**HOW TO COMPLETE THIS TASK:** For the records that follow, say how many lines have the word "Users" in them. Write the number and nothing more.

═══ DATA UNDER STUDY

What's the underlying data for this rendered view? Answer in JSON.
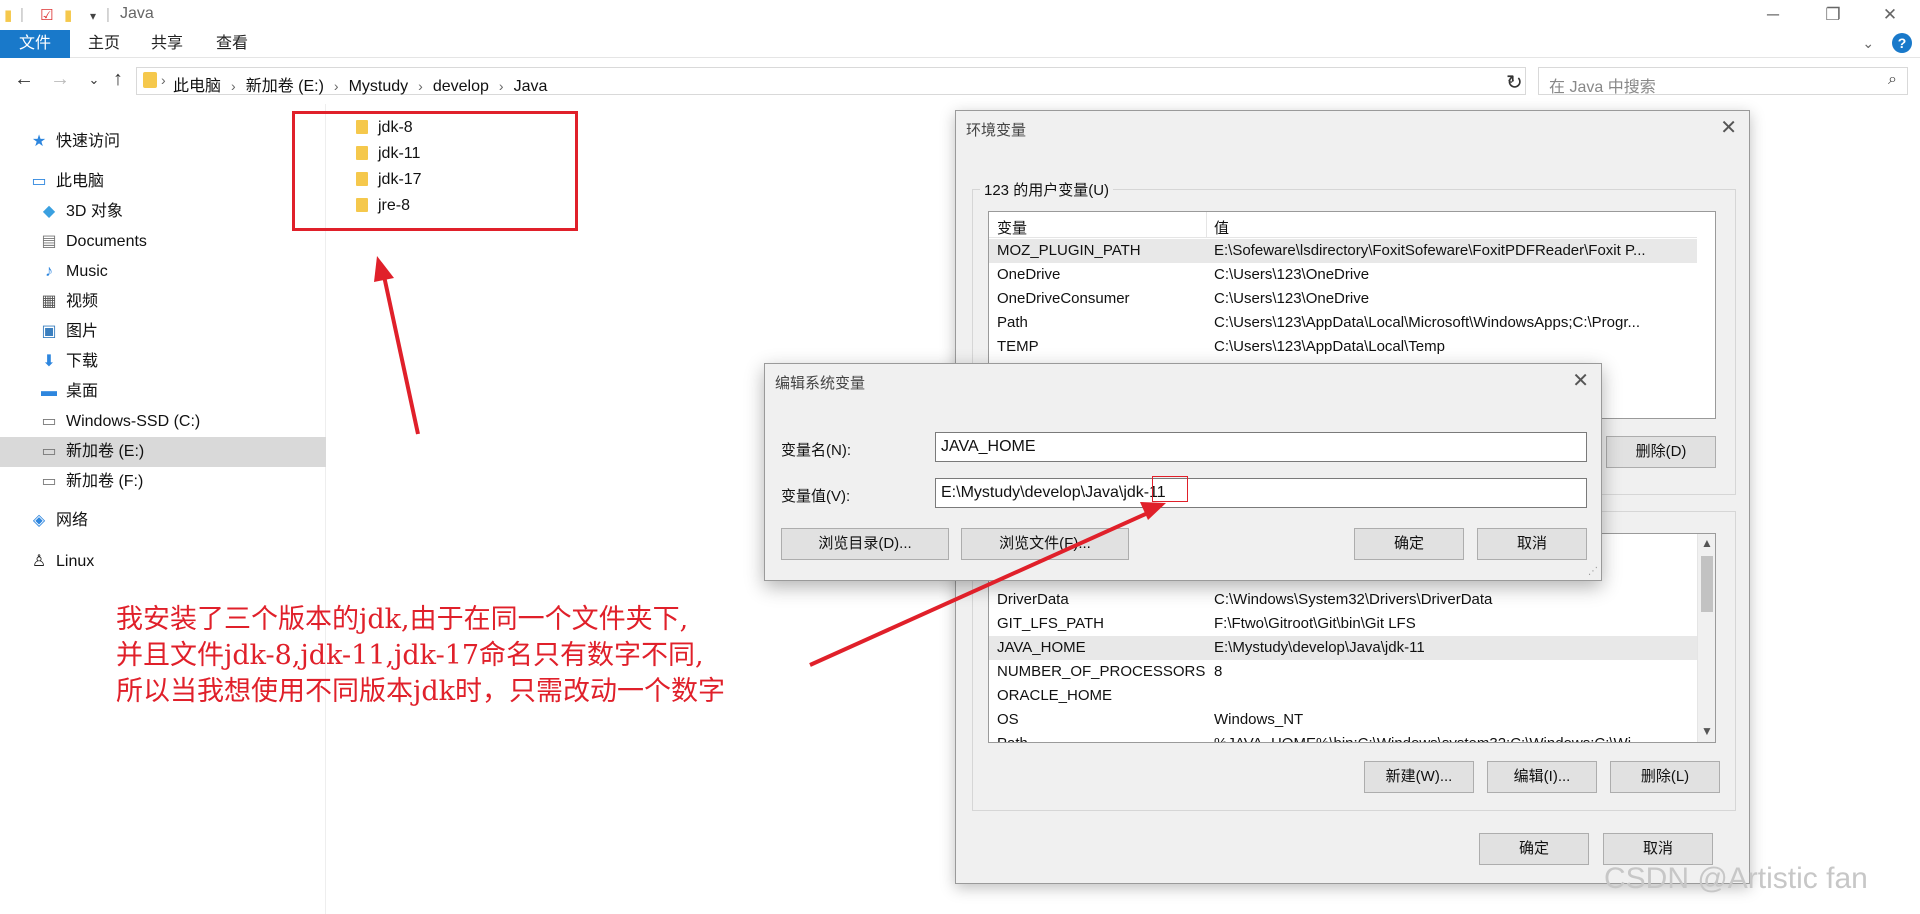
{
  "window": {
    "title": "Java",
    "minimize": "─",
    "maximize": "❐",
    "close": "✕"
  },
  "ribbon": {
    "tabs": [
      "文件",
      "主页",
      "共享",
      "查看"
    ],
    "help": "?"
  },
  "address": {
    "crumbs": [
      "此电脑",
      "新加卷 (E:)",
      "Mystudy",
      "develop",
      "Java"
    ],
    "search_placeholder": "在 Java 中搜索"
  },
  "sidebar": {
    "items": [
      {
        "label": "快速访问",
        "icon": "star-icon"
      },
      {
        "label": "此电脑",
        "icon": "computer-icon"
      },
      {
        "label": "3D 对象",
        "icon": "cube-icon"
      },
      {
        "label": "Documents",
        "icon": "document-icon"
      },
      {
        "label": "Music",
        "icon": "music-icon"
      },
      {
        "label": "视频",
        "icon": "video-icon"
      },
      {
        "label": "图片",
        "icon": "picture-icon"
      },
      {
        "label": "下载",
        "icon": "download-icon"
      },
      {
        "label": "桌面",
        "icon": "desktop-icon"
      },
      {
        "label": "Windows-SSD (C:)",
        "icon": "drive-icon"
      },
      {
        "label": "新加卷 (E:)",
        "icon": "drive-icon",
        "selected": true
      },
      {
        "label": "新加卷 (F:)",
        "icon": "drive-icon"
      },
      {
        "label": "网络",
        "icon": "network-icon"
      },
      {
        "label": "Linux",
        "icon": "linux-icon"
      }
    ]
  },
  "files": [
    "jdk-8",
    "jdk-11",
    "jdk-17",
    "jre-8"
  ],
  "annotation": {
    "lines": [
      "我安装了三个版本的jdk,由于在同一个文件夹下,",
      "并且文件jdk-8,jdk-11,jdk-17命名只有数字不同,",
      "所以当我想使用不同版本jdk时，只需改动一个数字"
    ],
    "color": "#e0202a"
  },
  "env_dialog": {
    "title": "环境变量",
    "user_group_label": "123 的用户变量(U)",
    "col_name": "变量",
    "col_value": "值",
    "user_vars": [
      {
        "name": "MOZ_PLUGIN_PATH",
        "value": "E:\\Sofeware\\lsdirectory\\FoxitSofeware\\FoxitPDFReader\\Foxit P..."
      },
      {
        "name": "OneDrive",
        "value": "C:\\Users\\123\\OneDrive"
      },
      {
        "name": "OneDriveConsumer",
        "value": "C:\\Users\\123\\OneDrive"
      },
      {
        "name": "Path",
        "value": "C:\\Users\\123\\AppData\\Local\\Microsoft\\WindowsApps;C:\\Progr..."
      },
      {
        "name": "TEMP",
        "value": "C:\\Users\\123\\AppData\\Local\\Temp"
      }
    ],
    "user_delete": "删除(D)",
    "sys_vars": [
      {
        "name": "DriverData",
        "value": "C:\\Windows\\System32\\Drivers\\DriverData"
      },
      {
        "name": "GIT_LFS_PATH",
        "value": "F:\\Ftwo\\Gitroot\\Git\\bin\\Git LFS"
      },
      {
        "name": "JAVA_HOME",
        "value": "E:\\Mystudy\\develop\\Java\\jdk-11"
      },
      {
        "name": "NUMBER_OF_PROCESSORS",
        "value": "8"
      },
      {
        "name": "ORACLE_HOME",
        "value": ""
      },
      {
        "name": "OS",
        "value": "Windows_NT"
      },
      {
        "name": "Path",
        "value": "%JAVA_HOME%\\bin;C:\\Windows\\system32;C:\\Windows;C:\\Wi..."
      }
    ],
    "sys_new": "新建(W)...",
    "sys_edit": "编辑(I)...",
    "sys_delete": "删除(L)",
    "ok": "确定",
    "cancel": "取消"
  },
  "edit_dialog": {
    "title": "编辑系统变量",
    "name_label": "变量名(N):",
    "name_value": "JAVA_HOME",
    "value_label": "变量值(V):",
    "value_value": "E:\\Mystudy\\develop\\Java\\jdk-11",
    "browse_dir": "浏览目录(D)...",
    "browse_file": "浏览文件(F)...",
    "ok": "确定",
    "cancel": "取消"
  },
  "watermark": "CSDN @Artistic fan"
}
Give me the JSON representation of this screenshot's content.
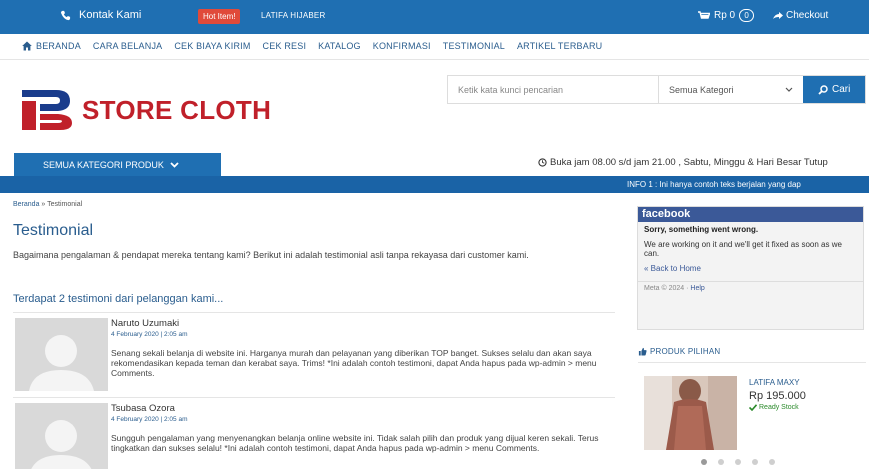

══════

**ANSWER SPACE:** 4